Although these two publication projects are well under way, academic publishing of course takes time. It was thus very important for me to be able to return to Peru this year with the support of the Wenner-Gren Foundation to begin to share the results of this project with academic and regional audiences there. The Engaged Anthropology Grant allowed me to fly from San Francisco to Lima to present color photographs and prints of the watercolor illustrations of the murals that my project created to scholars and officials in the Ministerio de Cultura, the Pontificia Universidad Católica del Perú, the municipal Museo de Arte de Lima, and the Museo Larco. Each of these presentations began a series of conversations that continue to bear fruit as we think collaboratively about how best to exhibit the results of this project in Peru in the near future and how to plan for the future preservation of the site.
From Lima I then traveled north six hours to the city of Casma, where the archaeological collections from our project are stored in the Museo Regional “Max Uhle” at the site of Sechín.
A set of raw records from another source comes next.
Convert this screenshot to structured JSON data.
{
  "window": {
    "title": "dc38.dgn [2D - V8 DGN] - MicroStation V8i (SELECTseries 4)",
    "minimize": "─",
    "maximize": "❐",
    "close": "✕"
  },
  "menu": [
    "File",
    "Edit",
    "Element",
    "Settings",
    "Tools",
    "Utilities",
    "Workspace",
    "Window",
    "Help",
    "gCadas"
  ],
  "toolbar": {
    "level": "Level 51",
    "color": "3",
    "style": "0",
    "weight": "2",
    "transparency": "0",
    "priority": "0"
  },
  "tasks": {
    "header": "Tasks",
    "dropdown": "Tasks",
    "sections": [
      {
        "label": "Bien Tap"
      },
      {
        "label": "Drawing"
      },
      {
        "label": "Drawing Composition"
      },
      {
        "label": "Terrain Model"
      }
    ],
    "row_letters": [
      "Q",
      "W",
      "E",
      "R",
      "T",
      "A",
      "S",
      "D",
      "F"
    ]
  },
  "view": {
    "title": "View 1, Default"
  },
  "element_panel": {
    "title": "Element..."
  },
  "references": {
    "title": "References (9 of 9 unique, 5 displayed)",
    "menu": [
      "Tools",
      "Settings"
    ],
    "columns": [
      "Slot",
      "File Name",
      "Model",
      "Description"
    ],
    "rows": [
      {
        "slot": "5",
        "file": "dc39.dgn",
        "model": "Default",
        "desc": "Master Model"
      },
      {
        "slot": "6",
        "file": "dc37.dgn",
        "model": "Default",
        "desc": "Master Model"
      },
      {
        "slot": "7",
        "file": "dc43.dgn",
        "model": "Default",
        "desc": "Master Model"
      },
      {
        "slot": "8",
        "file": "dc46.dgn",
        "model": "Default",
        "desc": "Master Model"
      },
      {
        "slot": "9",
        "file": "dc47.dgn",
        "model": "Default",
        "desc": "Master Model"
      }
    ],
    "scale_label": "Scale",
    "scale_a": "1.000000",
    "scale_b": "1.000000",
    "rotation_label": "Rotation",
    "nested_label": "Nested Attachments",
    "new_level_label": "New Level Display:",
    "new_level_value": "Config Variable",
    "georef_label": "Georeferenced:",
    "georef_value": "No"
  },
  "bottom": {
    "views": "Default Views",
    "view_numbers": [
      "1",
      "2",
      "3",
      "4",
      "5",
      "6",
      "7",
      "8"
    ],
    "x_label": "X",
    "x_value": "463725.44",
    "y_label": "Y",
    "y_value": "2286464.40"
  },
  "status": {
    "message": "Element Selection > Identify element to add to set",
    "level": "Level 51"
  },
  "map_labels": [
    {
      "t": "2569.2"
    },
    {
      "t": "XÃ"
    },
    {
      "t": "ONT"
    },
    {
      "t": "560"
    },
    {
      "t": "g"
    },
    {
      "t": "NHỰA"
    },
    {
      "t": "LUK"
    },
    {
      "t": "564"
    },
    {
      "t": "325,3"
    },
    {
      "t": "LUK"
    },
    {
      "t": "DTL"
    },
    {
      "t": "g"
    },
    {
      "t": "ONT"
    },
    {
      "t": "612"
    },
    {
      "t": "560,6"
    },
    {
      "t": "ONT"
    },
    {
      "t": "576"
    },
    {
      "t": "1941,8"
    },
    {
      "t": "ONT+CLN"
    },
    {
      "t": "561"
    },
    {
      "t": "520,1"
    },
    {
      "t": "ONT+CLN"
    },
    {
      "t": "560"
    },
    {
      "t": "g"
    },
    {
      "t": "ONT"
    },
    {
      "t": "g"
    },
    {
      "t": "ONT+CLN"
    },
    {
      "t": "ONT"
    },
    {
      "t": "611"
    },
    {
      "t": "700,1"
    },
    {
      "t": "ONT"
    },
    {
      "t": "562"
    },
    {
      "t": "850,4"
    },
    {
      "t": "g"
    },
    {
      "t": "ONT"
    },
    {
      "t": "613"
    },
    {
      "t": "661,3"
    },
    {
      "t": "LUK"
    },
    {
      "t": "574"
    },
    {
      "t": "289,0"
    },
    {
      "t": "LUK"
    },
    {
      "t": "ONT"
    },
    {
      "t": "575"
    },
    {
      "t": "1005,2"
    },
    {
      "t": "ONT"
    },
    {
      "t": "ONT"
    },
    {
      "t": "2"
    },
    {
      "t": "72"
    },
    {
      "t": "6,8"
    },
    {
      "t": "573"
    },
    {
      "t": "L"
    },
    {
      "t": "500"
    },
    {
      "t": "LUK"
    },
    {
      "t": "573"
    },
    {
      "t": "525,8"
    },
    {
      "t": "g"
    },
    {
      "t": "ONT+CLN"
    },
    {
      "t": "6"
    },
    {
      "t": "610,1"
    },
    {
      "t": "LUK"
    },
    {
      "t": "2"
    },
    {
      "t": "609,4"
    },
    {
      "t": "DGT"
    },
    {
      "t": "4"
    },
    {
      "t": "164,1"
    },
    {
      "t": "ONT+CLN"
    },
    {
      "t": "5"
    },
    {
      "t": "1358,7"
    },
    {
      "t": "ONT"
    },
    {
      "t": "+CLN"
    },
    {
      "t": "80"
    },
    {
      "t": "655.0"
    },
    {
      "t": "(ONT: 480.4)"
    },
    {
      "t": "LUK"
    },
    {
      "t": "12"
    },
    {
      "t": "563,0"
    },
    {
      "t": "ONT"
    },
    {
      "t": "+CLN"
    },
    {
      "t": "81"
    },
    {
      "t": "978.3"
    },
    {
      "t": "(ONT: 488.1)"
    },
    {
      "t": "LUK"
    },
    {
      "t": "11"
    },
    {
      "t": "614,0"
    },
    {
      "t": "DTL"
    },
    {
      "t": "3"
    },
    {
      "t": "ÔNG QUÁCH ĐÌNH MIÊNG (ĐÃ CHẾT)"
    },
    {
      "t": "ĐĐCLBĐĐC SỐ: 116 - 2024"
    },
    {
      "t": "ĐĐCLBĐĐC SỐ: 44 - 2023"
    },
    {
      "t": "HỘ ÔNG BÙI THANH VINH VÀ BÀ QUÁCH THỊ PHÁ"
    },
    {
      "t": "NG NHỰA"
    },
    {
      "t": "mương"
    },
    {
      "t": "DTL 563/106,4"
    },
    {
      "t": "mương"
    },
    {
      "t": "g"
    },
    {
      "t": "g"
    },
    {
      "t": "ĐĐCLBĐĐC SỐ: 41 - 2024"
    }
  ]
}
There I was again able to present photographs and images produced by my project to the museum director. The Engaged Anthropology Grant also permitted me to support the museum and other archaeologists working in the region of Ancash by funding the construction of a new storeroom for collections on the grounds of the museum. Secure storage space is at a premium at this small regional museum, as at many others. The new space will be a real benefit to the museum and to other research projects working in the region.
Also while in Casma I was able to assess the conditions of the packaging and storage of our collections to ensure their long-term preservation. I took the opportunity to perform some conservation work on the feathered shield we discovered at Pañamarca in 2010. This work consisted primarily in rehousing the shield in a sturdy archival box and with acid-free paper that I brought with me from the United States. I also installed a temperature and humidity monitor within the storeroom. During this museum stay I selected carbon samples from our collections and began the process of requesting government permission to export them to the United States for radiocarbon dating. That process was completed in November and the samples are presently on their way to the laboratory for testing.
Traveling further north from Casma to Trujillo, I continued my series of meetings with archaeologists and conservators working in the area, including some members of my own project whom I had not seen in nearly four years. The culminating moment of this two-week visit to Peru was a public, Spanish-language, lecture that I gave to a standing room only audience on a Friday evening at the Museo de Arqueología, Antropología e Historia of the Universidad Nacional de Trujillo. It was a tremendous honor to be given this forum to share the results of our intensive research project with colleagues, with anthropology and archaeology students, and with the community of Trujillo.
I am immensely grateful to the Wenner-Gren Foundation for its support of these activities and continued conversations about this research with Peruvian colleagues and stakeholders. These conversations are still ongoing several months later, as we are making new plans for future endeavors, conferences, seminars, and publications. The Engaged Anthropology Grant gave me the opportunity to cultivate these relationships, which are essential to research and to our common mission to discover and make known as much as we can about the ancient American past and the cultural and artistic traditions of its people.